— Christina Reardon, MSW, LSW, is a freelance writer based in Harrisburg, PA, and a contributing editor at Social Work Today.


Alternative Mutual-Aid Groups for People in Recovery

SMART Recovery
Year established: 1994

Philosophy: SMART stands for Self-Management and Recovery Training (www.smartrecovery.org). It’s centered on a four-point program that emphasizes enhancing and maintaining motivation to abstain from addictive behavior; learning how to cope with urges and cravings; using rational ways to manage thoughts, feelings, and behaviors; and balancing short-term and long-term pleasures and satisfactions in life. The program’s tools are based on evidence-based interventions, including cognitive behavioral therapy and motivational interviewing.

Reach: SMART Recovery has approximately 1,000 meetings worldwide. It reaches an expanded audience through technology, offering online meetings and activities and maintaining a presence on Twitter, Facebook, and YouTube.

Moderation Management
Year established: 1994

Philosophy: Moderation Management (www.moderation.org) is designed for people who believe their drinking has become problematic and want to moderate it before it gets harder to control. Participants are asked first to abstain from alcohol for 30 days, and during this time they are encouraged to think about how drinking has affected their lives and under which circumstances they had been drinking. After the 30 days of abstinence, participants are given guidelines about how to drink moderately. Participants who have trouble keeping their drinking moderate are encouraged to consider complete abstinence.

Women for Sobriety
Year established: 1976

Philosophy: Women for Sobriety (www.womenforsobriety.org) is designed to provide a safe, nurturing, and empowering environment for women in recovery. Its New Life Acceptance Program is centered on 13 principles emphasizing positive thinking, personal responsibility, and embracing the future instead of rehashing past mistakes.

Year established: 2001

Philosophy: LifeRing (www.lifering.org) has adopted a “3-S” philosophy focused on sobriety (abstinence from alcohol or drugs), secularity (recovery focused on human efforts vs. divine intervention), and self-help (personal motivation and effort as the key to recovery).

Reach: LifeRing had 177 meetings worldwide as of September. Most of these meetings are in the United States, especially in the Bay Area of northern California. LifeRing also offers a variety of online resources, including chat rooms, e-mail groups, an Internet-based bulletin board, and a social networking site.

Year established: 1986

Philosophy: SOS’ programming (www.sossobriety.org) is based on its Suggested Guidelines for Sobriety, which emphasize sobriety as a member’s top priority in life. Participants must develop strategies to remain sober even when facing situations that make them want to go back to drinking or using drugs.


Anderson, D. J., McGovern, J. P., & DuPont, R. L. (1999). The origins of the Minnesota model of addiction treatment: A first person account.
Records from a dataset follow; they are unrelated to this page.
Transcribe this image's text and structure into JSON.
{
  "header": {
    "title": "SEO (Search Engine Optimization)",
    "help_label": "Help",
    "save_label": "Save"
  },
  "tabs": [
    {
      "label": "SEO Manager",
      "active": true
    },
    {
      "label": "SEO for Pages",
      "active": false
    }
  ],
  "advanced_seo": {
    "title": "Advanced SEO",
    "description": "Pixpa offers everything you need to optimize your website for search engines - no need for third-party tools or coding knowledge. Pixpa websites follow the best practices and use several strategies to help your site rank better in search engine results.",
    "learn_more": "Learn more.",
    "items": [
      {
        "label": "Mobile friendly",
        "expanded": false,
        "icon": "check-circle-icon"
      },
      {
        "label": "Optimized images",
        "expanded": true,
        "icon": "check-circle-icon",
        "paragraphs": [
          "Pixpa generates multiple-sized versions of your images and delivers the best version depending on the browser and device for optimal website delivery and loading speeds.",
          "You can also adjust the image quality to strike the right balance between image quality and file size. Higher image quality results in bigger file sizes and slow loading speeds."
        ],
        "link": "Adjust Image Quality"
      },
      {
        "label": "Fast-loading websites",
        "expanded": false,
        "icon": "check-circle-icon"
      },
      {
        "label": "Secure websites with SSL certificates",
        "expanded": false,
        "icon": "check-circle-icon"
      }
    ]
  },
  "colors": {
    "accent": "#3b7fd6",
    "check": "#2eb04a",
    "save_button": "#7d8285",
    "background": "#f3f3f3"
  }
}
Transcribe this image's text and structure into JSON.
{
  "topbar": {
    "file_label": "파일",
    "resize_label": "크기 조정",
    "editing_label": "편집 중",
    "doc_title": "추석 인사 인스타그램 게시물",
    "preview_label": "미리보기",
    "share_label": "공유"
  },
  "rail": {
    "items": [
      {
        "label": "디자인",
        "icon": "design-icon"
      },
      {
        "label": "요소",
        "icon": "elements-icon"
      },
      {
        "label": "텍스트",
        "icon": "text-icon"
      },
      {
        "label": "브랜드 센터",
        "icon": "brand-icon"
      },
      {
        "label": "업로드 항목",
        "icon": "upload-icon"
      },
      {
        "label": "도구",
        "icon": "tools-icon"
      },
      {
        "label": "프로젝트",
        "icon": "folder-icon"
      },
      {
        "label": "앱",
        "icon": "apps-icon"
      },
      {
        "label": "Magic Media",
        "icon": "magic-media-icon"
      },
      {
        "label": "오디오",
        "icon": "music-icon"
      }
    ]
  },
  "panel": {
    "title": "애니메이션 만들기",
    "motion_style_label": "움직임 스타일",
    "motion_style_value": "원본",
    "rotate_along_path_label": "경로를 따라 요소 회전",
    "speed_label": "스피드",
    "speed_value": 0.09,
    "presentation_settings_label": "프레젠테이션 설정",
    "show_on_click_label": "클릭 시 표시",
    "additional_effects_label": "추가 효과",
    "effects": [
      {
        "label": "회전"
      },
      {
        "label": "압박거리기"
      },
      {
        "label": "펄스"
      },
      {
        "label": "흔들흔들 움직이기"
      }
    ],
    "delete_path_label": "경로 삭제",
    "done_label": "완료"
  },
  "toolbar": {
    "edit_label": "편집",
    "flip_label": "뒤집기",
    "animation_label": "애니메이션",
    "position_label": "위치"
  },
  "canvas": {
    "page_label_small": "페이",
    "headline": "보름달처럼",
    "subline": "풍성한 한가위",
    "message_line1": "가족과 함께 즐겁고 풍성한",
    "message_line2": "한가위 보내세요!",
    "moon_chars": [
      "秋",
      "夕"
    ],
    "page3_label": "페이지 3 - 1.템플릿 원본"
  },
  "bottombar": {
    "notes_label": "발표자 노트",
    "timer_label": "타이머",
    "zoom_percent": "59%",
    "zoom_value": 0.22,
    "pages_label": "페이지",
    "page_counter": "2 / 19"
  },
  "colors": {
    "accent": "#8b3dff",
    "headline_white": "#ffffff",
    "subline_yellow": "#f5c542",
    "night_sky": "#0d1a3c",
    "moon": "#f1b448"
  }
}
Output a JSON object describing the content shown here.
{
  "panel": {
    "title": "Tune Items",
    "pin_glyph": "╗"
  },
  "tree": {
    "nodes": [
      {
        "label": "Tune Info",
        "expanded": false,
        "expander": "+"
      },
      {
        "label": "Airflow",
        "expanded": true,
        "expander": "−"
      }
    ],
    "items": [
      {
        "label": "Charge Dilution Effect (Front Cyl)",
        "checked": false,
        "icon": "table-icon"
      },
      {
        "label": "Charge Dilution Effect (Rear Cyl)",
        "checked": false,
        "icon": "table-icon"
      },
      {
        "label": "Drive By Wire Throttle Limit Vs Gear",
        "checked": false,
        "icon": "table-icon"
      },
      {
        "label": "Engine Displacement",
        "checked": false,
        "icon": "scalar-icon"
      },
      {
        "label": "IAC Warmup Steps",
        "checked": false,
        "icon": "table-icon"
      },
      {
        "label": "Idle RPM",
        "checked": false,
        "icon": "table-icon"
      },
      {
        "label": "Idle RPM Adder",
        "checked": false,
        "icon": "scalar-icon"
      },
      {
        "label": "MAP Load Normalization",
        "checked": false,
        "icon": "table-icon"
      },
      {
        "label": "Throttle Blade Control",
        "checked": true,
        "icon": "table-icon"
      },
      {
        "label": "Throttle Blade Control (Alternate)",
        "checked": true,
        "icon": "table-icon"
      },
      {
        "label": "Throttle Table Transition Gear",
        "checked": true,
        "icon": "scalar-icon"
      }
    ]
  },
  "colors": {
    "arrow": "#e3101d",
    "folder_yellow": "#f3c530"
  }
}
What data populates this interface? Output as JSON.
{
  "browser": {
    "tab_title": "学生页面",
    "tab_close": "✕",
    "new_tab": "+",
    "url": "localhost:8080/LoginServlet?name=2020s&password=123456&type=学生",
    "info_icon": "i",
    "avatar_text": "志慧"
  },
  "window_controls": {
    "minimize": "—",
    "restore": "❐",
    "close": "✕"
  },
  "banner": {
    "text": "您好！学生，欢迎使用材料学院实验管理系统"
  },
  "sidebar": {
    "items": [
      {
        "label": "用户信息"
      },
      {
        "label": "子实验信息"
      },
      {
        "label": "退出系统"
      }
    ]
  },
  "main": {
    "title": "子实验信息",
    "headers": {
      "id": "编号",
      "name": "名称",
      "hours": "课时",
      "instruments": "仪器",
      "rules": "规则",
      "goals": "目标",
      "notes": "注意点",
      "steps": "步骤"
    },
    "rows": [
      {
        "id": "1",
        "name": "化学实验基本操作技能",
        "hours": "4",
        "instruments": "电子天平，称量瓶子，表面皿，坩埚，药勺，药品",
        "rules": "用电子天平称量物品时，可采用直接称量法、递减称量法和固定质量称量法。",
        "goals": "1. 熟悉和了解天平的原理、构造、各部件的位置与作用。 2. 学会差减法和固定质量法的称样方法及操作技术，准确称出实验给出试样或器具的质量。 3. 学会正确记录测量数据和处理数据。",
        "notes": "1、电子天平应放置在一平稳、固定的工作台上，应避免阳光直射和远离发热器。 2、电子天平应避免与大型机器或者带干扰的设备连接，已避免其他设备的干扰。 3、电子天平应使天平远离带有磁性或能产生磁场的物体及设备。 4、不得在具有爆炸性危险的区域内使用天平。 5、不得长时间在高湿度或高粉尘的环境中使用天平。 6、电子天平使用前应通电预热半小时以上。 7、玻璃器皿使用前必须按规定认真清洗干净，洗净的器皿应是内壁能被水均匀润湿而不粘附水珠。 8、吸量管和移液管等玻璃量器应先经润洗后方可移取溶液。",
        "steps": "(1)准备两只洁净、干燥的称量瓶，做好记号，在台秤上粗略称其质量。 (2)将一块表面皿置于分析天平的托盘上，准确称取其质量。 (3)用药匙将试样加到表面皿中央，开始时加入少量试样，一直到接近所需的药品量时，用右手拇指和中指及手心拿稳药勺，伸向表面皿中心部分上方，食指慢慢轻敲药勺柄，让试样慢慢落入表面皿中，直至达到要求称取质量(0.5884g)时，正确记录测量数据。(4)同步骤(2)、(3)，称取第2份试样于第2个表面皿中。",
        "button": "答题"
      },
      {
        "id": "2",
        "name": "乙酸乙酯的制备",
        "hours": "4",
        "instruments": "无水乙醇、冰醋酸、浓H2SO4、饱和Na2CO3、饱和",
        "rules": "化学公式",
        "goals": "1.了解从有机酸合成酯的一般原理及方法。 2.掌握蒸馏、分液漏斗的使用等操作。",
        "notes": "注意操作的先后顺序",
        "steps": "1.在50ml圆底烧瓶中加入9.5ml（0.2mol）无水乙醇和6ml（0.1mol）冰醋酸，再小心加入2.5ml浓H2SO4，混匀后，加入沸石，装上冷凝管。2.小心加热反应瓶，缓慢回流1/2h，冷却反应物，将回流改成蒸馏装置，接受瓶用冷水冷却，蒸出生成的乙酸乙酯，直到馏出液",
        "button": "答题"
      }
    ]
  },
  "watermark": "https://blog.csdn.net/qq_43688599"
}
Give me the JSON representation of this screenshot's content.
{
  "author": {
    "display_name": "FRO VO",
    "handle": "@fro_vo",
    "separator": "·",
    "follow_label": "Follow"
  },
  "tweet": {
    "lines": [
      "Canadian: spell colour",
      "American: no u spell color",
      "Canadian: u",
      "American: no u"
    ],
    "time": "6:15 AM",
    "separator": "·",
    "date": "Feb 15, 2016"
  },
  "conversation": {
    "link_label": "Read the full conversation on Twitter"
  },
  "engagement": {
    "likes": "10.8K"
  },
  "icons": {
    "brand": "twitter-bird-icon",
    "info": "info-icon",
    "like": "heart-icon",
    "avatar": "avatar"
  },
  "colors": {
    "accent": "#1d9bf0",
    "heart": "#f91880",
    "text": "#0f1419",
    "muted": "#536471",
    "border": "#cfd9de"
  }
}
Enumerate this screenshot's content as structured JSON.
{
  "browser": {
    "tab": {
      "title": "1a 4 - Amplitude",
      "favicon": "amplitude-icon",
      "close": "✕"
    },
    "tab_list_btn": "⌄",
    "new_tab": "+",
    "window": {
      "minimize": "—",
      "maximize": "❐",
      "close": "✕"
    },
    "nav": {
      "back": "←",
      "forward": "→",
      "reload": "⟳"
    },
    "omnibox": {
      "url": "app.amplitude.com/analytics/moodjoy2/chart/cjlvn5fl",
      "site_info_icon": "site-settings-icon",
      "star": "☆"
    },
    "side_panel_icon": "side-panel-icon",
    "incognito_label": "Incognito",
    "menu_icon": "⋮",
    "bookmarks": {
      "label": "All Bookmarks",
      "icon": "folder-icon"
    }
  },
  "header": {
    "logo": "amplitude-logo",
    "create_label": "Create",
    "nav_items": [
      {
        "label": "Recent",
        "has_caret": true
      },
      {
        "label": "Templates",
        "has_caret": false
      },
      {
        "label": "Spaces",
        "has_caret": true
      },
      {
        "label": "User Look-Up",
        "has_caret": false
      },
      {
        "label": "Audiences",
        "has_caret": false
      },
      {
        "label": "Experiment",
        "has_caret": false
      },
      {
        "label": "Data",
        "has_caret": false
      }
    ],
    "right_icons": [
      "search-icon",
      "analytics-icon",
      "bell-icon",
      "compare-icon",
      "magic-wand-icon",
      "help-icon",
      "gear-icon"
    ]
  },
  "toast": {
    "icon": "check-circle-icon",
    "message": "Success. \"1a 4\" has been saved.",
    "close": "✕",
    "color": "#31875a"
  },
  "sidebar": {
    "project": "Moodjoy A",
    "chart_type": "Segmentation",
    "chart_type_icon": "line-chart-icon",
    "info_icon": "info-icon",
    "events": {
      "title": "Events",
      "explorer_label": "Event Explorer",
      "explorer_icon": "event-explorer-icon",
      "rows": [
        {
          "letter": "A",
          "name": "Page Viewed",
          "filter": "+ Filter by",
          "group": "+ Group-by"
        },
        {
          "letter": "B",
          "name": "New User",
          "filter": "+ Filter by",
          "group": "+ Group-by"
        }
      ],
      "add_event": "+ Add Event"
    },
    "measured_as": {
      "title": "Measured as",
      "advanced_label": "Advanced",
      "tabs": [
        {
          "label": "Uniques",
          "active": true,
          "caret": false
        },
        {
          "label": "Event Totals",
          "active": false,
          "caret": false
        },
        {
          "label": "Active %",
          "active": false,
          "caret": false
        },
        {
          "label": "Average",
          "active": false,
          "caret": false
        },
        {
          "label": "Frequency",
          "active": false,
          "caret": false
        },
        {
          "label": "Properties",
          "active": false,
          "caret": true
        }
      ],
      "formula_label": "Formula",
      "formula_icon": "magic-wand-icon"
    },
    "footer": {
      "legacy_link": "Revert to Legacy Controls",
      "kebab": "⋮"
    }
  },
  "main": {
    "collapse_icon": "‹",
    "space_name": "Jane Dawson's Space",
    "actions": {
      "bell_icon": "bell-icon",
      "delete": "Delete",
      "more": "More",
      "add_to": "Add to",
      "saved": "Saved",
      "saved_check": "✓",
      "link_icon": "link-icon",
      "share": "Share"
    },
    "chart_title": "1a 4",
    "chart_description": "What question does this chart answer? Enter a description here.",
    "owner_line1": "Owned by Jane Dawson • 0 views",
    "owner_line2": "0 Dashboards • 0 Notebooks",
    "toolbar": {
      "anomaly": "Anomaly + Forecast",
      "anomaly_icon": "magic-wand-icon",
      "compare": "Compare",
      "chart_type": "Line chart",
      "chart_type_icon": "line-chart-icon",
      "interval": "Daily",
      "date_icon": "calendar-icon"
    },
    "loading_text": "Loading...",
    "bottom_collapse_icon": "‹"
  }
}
Journal of Addictive Diseases, 18(1), 107-114.

Kelly, J. F., & White, W. L. (2012). Broadening the base of addiction mutual-help organizations. Journal of Groups in Addiction & Recovery, 7(2-4), 82-101.